Task item: Return every entry below exactly as written, minus the pictures.

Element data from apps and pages

----------------

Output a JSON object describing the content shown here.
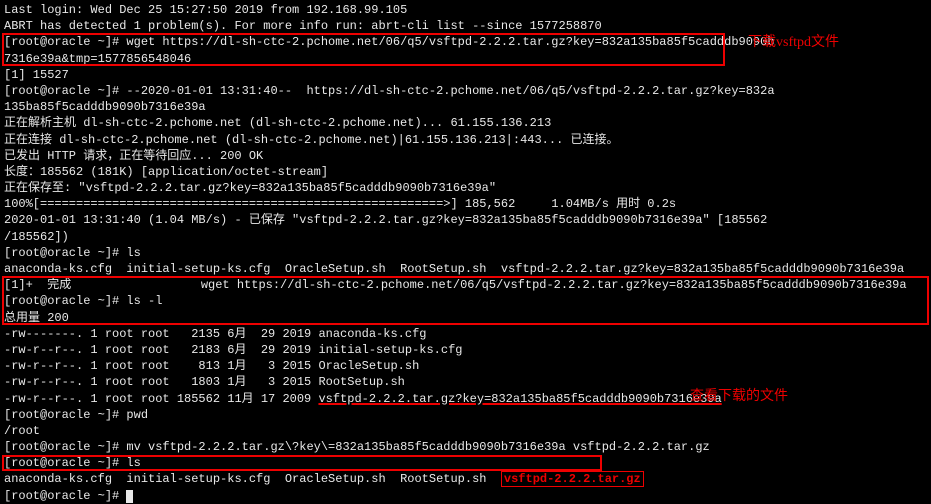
{
  "lines": {
    "l1": "Last login: Wed Dec 25 15:27:50 2019 from 192.168.99.105",
    "l2": "ABRT has detected 1 problem(s). For more info run: abrt-cli list --since 1577258870",
    "l3a": "[root@oracle ~]# wget https://dl-sh-ctc-2.pchome.net/06/q5/vsftpd-2.2.2.tar.gz?key=832a135ba85f5cadddb9090b",
    "l3b": "7316e39a&tmp=1577856548046",
    "l4": "[1] 15527",
    "l5": "[root@oracle ~]# --2020-01-01 13:31:40--  https://dl-sh-ctc-2.pchome.net/06/q5/vsftpd-2.2.2.tar.gz?key=832a",
    "l6": "135ba85f5cadddb9090b7316e39a",
    "l7": "正在解析主机 dl-sh-ctc-2.pchome.net (dl-sh-ctc-2.pchome.net)... 61.155.136.213",
    "l8": "正在连接 dl-sh-ctc-2.pchome.net (dl-sh-ctc-2.pchome.net)|61.155.136.213|:443... 已连接。",
    "l9": "已发出 HTTP 请求，正在等待回应... 200 OK",
    "l10": "长度：185562 (181K) [application/octet-stream]",
    "l11": "正在保存至: \"vsftpd-2.2.2.tar.gz?key=832a135ba85f5cadddb9090b7316e39a\"",
    "l12": "",
    "l13": "100%[========================================================>] 185,562     1.04MB/s 用时 0.2s",
    "l14": "",
    "l15": "2020-01-01 13:31:40 (1.04 MB/s) - 已保存 \"vsftpd-2.2.2.tar.gz?key=832a135ba85f5cadddb9090b7316e39a\" [185562",
    "l16": "/185562])",
    "l17": "",
    "l18": "[root@oracle ~]# ls",
    "l19": "anaconda-ks.cfg  initial-setup-ks.cfg  OracleSetup.sh  RootSetup.sh  vsftpd-2.2.2.tar.gz?key=832a135ba85f5cadddb9090b7316e39a",
    "l20": "[1]+  完成                  wget https://dl-sh-ctc-2.pchome.net/06/q5/vsftpd-2.2.2.tar.gz?key=832a135ba85f5cadddb9090b7316e39a",
    "l21": "[root@oracle ~]# ls -l",
    "l22": "总用量 200",
    "l23": "-rw-------. 1 root root   2135 6月  29 2019 anaconda-ks.cfg",
    "l24": "-rw-r--r--. 1 root root   2183 6月  29 2019 initial-setup-ks.cfg",
    "l25": "-rw-r--r--. 1 root root    813 1月   3 2015 OracleSetup.sh",
    "l26": "-rw-r--r--. 1 root root   1803 1月   3 2015 RootSetup.sh",
    "l27a": "-rw-r--r--. 1 root root 185562 11月 17 2009 ",
    "l27b": "vsftpd-2.2.2.tar.gz?key=832a135ba85f5cadddb9090b7316e39a",
    "l28": "[root@oracle ~]# pwd",
    "l29": "/root",
    "l30": "[root@oracle ~]# mv vsftpd-2.2.2.tar.gz\\?key\\=832a135ba85f5cadddb9090b7316e39a vsftpd-2.2.2.tar.gz",
    "l31": "[root@oracle ~]# ls",
    "l32a": "anaconda-ks.cfg  initial-setup-ks.cfg  OracleSetup.sh  RootSetup.sh  ",
    "l32b": "vsftpd-2.2.2.tar.gz",
    "l33": "[root@oracle ~]# "
  },
  "annotations": {
    "a1": "下载vsftpd文件",
    "a2": "查看下载的文件"
  }
}
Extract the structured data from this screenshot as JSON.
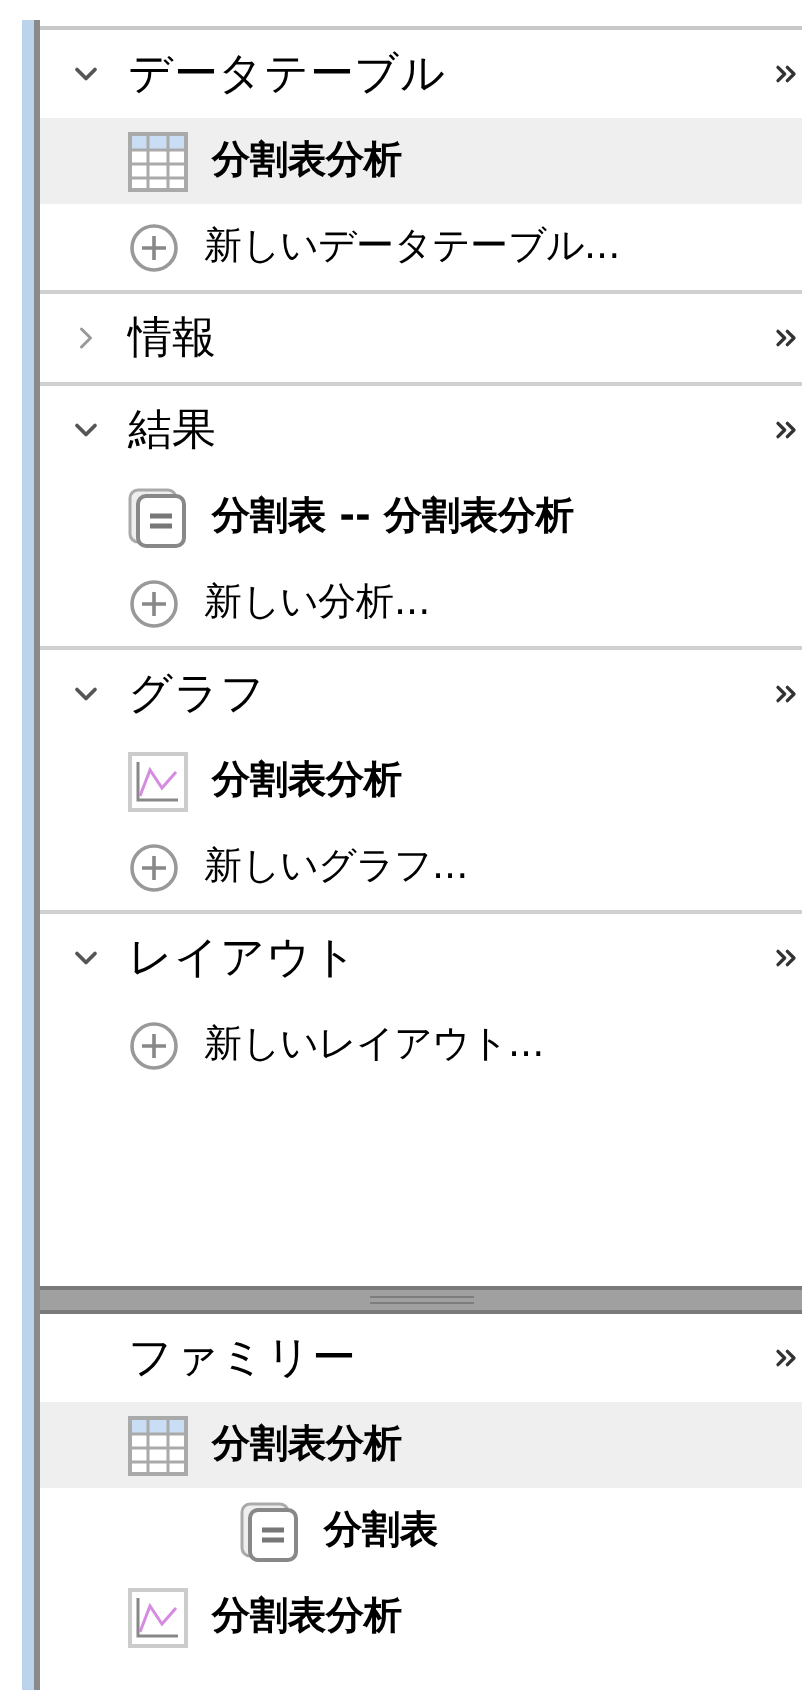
{
  "sections": [
    {
      "title": "データテーブル",
      "expanded": true,
      "items": [
        {
          "kind": "table",
          "label": "分割表分析",
          "selected": true
        },
        {
          "kind": "new",
          "label": "新しいデータテーブル...",
          "selected": false
        }
      ]
    },
    {
      "title": "情報",
      "expanded": false
    },
    {
      "title": "結果",
      "expanded": true,
      "items": [
        {
          "kind": "report",
          "label": "分割表 -- 分割表分析",
          "selected": false
        },
        {
          "kind": "new",
          "label": "新しい分析...",
          "selected": false
        }
      ]
    },
    {
      "title": "グラフ",
      "expanded": true,
      "items": [
        {
          "kind": "graph",
          "label": "分割表分析",
          "selected": false
        },
        {
          "kind": "new",
          "label": "新しいグラフ...",
          "selected": false
        }
      ]
    },
    {
      "title": "レイアウト",
      "expanded": true,
      "items": [
        {
          "kind": "new",
          "label": "新しいレイアウト...",
          "selected": false
        }
      ]
    }
  ],
  "family": {
    "title": "ファミリー",
    "items": [
      {
        "kind": "table",
        "label": "分割表分析",
        "selected": true,
        "children": [
          {
            "kind": "report",
            "label": "分割表",
            "selected": false
          }
        ]
      },
      {
        "kind": "graph",
        "label": "分割表分析",
        "selected": false
      }
    ]
  }
}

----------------

The completed task:
Output a JSON object describing the content shown here.
{
  "lines": {
    "l1": "Last login: Wed Dec 25 15:27:50 2019 from 192.168.99.105",
    "l2": "ABRT has detected 1 problem(s). For more info run: abrt-cli list --since 1577258870",
    "l3a": "[root@oracle ~]# wget https://dl-sh-ctc-2.pchome.net/06/q5/vsftpd-2.2.2.tar.gz?key=832a135ba85f5cadddb9090b",
    "l3b": "7316e39a&tmp=1577856548046",
    "l4": "[1] 15527",
    "l5": "[root@oracle ~]# --2020-01-01 13:31:40--  https://dl-sh-ctc-2.pchome.net/06/q5/vsftpd-2.2.2.tar.gz?key=832a",
    "l6": "135ba85f5cadddb9090b7316e39a",
    "l7": "正在解析主机 dl-sh-ctc-2.pchome.net (dl-sh-ctc-2.pchome.net)... 61.155.136.213",
    "l8": "正在连接 dl-sh-ctc-2.pchome.net (dl-sh-ctc-2.pchome.net)|61.155.136.213|:443... 已连接。",
    "l9": "已发出 HTTP 请求，正在等待回应... 200 OK",
    "l10": "长度：185562 (181K) [application/octet-stream]",
    "l11": "正在保存至: \"vsftpd-2.2.2.tar.gz?key=832a135ba85f5cadddb9090b7316e39a\"",
    "l12": "",
    "l13": "100%[========================================================>] 185,562     1.04MB/s 用时 0.2s",
    "l14": "",
    "l15": "2020-01-01 13:31:40 (1.04 MB/s) - 已保存 \"vsftpd-2.2.2.tar.gz?key=832a135ba85f5cadddb9090b7316e39a\" [185562",
    "l16": "/185562])",
    "l17": "",
    "l18": "[root@oracle ~]# ls",
    "l19": "anaconda-ks.cfg  initial-setup-ks.cfg  OracleSetup.sh  RootSetup.sh  vsftpd-2.2.2.tar.gz?key=832a135ba85f5cadddb9090b7316e39a",
    "l20": "[1]+  完成                  wget https://dl-sh-ctc-2.pchome.net/06/q5/vsftpd-2.2.2.tar.gz?key=832a135ba85f5cadddb9090b7316e39a",
    "l21": "[root@oracle ~]# ls -l",
    "l22": "总用量 200",
    "l23": "-rw-------. 1 root root   2135 6月  29 2019 anaconda-ks.cfg",
    "l24": "-rw-r--r--. 1 root root   2183 6月  29 2019 initial-setup-ks.cfg",
    "l25": "-rw-r--r--. 1 root root    813 1月   3 2015 OracleSetup.sh",
    "l26": "-rw-r--r--. 1 root root   1803 1月   3 2015 RootSetup.sh",
    "l27a": "-rw-r--r--. 1 root root 185562 11月 17 2009 ",
    "l27b": "vsftpd-2.2.2.tar.gz?key=832a135ba85f5cadddb9090b7316e39a",
    "l28": "[root@oracle ~]# pwd",
    "l29": "/root",
    "l30": "[root@oracle ~]# mv vsftpd-2.2.2.tar.gz\\?key\\=832a135ba85f5cadddb9090b7316e39a vsftpd-2.2.2.tar.gz",
    "l31": "[root@oracle ~]# ls",
    "l32a": "anaconda-ks.cfg  initial-setup-ks.cfg  OracleSetup.sh  RootSetup.sh  ",
    "l32b": "vsftpd-2.2.2.tar.gz",
    "l33": "[root@oracle ~]# "
  },
  "annotations": {
    "a1": "下载vsftpd文件",
    "a2": "查看下载的文件"
  }
}
Extract the structured data from this screenshot as JSON.
{
  "sections": [
    {
      "title": "データテーブル",
      "expanded": true,
      "items": [
        {
          "kind": "table",
          "label": "分割表分析",
          "selected": true
        },
        {
          "kind": "new",
          "label": "新しいデータテーブル...",
          "selected": false
        }
      ]
    },
    {
      "title": "情報",
      "expanded": false
    },
    {
      "title": "結果",
      "expanded": true,
      "items": [
        {
          "kind": "report",
          "label": "分割表 -- 分割表分析",
          "selected": false
        },
        {
          "kind": "new",
          "label": "新しい分析...",
          "selected": false
        }
      ]
    },
    {
      "title": "グラフ",
      "expanded": true,
      "items": [
        {
          "kind": "graph",
          "label": "分割表分析",
          "selected": false
        },
        {
          "kind": "new",
          "label": "新しいグラフ...",
          "selected": false
        }
      ]
    },
    {
      "title": "レイアウト",
      "expanded": true,
      "items": [
        {
          "kind": "new",
          "label": "新しいレイアウト...",
          "selected": false
        }
      ]
    }
  ],
  "family": {
    "title": "ファミリー",
    "items": [
      {
        "kind": "table",
        "label": "分割表分析",
        "selected": true,
        "children": [
          {
            "kind": "report",
            "label": "分割表",
            "selected": false
          }
        ]
      },
      {
        "kind": "graph",
        "label": "分割表分析",
        "selected": false
      }
    ]
  }
}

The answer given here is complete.